◆ **Work to complete**
Work out the count of lines in the listing below that include "abbr". Give that count alone.
======== Data shown
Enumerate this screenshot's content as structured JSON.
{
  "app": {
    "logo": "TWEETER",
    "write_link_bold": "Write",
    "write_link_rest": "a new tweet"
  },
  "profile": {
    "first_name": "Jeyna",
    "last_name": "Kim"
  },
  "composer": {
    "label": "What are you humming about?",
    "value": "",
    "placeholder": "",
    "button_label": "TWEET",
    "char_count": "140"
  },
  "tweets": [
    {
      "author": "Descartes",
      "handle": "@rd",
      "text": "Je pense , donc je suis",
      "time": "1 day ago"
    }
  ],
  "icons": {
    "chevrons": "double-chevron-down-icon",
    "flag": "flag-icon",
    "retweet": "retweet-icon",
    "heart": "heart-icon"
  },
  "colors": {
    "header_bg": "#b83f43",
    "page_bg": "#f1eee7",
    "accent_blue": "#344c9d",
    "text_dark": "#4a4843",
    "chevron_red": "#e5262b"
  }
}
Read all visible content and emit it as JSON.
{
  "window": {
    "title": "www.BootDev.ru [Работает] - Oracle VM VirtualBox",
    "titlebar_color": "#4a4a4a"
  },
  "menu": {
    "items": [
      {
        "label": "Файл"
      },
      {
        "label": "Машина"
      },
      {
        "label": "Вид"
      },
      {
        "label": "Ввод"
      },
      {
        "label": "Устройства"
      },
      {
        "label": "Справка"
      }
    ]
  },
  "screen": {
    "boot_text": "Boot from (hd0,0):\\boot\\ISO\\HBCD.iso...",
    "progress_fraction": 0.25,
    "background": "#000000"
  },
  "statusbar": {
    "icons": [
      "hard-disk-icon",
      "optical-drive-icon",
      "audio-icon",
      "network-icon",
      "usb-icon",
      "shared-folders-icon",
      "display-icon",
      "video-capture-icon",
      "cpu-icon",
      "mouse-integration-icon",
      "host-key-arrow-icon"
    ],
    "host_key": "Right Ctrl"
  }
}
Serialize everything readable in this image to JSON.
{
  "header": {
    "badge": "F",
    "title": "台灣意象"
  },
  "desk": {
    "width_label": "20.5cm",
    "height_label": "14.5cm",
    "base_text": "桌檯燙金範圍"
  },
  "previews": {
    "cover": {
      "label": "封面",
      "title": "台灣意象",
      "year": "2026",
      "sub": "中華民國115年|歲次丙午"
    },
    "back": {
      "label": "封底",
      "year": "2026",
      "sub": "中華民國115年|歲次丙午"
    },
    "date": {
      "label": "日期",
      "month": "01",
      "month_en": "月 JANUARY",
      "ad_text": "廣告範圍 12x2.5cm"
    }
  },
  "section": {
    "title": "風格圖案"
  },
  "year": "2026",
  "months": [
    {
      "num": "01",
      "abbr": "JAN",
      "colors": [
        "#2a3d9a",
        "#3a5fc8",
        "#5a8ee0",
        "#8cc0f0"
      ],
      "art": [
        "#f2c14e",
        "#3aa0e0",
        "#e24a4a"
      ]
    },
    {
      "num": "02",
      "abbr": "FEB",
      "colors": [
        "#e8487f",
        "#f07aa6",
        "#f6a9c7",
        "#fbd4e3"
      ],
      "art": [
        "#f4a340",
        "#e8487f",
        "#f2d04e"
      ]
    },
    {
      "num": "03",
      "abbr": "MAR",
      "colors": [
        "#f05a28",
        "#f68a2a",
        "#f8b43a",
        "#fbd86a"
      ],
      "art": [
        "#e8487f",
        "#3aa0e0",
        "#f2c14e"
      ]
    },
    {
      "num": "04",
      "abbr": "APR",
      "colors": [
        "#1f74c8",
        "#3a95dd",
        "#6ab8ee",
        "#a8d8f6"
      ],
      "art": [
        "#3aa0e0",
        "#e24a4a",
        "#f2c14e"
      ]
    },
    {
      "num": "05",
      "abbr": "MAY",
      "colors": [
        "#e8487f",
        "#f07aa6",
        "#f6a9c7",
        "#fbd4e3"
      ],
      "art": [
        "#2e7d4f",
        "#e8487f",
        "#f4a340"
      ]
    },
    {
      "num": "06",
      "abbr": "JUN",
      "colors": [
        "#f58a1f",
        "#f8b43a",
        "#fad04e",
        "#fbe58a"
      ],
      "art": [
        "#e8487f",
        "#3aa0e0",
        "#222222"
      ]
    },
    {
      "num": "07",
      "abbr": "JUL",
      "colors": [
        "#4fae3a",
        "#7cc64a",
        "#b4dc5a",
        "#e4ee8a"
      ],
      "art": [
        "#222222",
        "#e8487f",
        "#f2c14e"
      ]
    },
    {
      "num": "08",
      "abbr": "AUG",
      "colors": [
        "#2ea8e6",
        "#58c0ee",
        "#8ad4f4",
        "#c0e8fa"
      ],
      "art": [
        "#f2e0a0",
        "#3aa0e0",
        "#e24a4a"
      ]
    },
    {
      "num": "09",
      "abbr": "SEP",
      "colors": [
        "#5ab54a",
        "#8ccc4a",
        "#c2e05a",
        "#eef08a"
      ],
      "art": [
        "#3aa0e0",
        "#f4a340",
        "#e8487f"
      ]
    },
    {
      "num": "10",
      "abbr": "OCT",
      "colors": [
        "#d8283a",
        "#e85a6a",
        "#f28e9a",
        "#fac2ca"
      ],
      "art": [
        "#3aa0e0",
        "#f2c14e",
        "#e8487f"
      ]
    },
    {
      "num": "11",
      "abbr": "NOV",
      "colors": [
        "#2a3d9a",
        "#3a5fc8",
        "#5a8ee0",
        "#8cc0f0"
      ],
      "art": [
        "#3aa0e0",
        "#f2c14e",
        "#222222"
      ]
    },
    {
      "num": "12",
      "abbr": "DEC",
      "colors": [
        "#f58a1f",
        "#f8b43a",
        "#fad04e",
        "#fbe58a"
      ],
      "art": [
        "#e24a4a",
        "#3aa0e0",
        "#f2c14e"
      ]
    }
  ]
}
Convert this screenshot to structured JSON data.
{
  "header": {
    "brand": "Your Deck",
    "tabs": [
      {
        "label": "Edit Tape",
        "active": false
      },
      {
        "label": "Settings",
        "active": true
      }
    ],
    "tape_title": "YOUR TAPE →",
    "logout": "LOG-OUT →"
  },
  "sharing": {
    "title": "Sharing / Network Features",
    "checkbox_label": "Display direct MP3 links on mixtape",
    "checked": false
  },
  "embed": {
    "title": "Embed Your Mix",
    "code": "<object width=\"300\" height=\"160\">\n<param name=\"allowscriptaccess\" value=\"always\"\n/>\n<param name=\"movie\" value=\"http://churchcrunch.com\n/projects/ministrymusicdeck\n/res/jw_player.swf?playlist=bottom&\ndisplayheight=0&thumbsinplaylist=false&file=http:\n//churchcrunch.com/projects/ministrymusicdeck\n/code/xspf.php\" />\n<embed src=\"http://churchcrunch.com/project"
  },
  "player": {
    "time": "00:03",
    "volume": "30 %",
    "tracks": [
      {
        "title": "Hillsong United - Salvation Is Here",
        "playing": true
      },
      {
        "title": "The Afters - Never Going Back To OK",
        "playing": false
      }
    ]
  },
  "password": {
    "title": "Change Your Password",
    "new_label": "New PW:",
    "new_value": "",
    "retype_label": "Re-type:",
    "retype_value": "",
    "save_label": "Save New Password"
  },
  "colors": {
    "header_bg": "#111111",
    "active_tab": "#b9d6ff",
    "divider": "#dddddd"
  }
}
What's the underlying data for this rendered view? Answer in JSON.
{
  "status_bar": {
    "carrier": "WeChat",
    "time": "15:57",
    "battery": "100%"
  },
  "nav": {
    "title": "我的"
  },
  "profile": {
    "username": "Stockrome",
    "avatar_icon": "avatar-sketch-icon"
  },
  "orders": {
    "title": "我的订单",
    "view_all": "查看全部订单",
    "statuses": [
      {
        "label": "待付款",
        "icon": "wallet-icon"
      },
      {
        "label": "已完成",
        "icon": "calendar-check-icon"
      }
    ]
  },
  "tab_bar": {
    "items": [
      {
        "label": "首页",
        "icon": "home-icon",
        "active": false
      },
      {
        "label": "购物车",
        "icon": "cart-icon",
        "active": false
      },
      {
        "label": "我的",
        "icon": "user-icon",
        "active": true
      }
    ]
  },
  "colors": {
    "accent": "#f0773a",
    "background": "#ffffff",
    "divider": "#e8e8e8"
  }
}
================
◆ **Solution to this problem**
12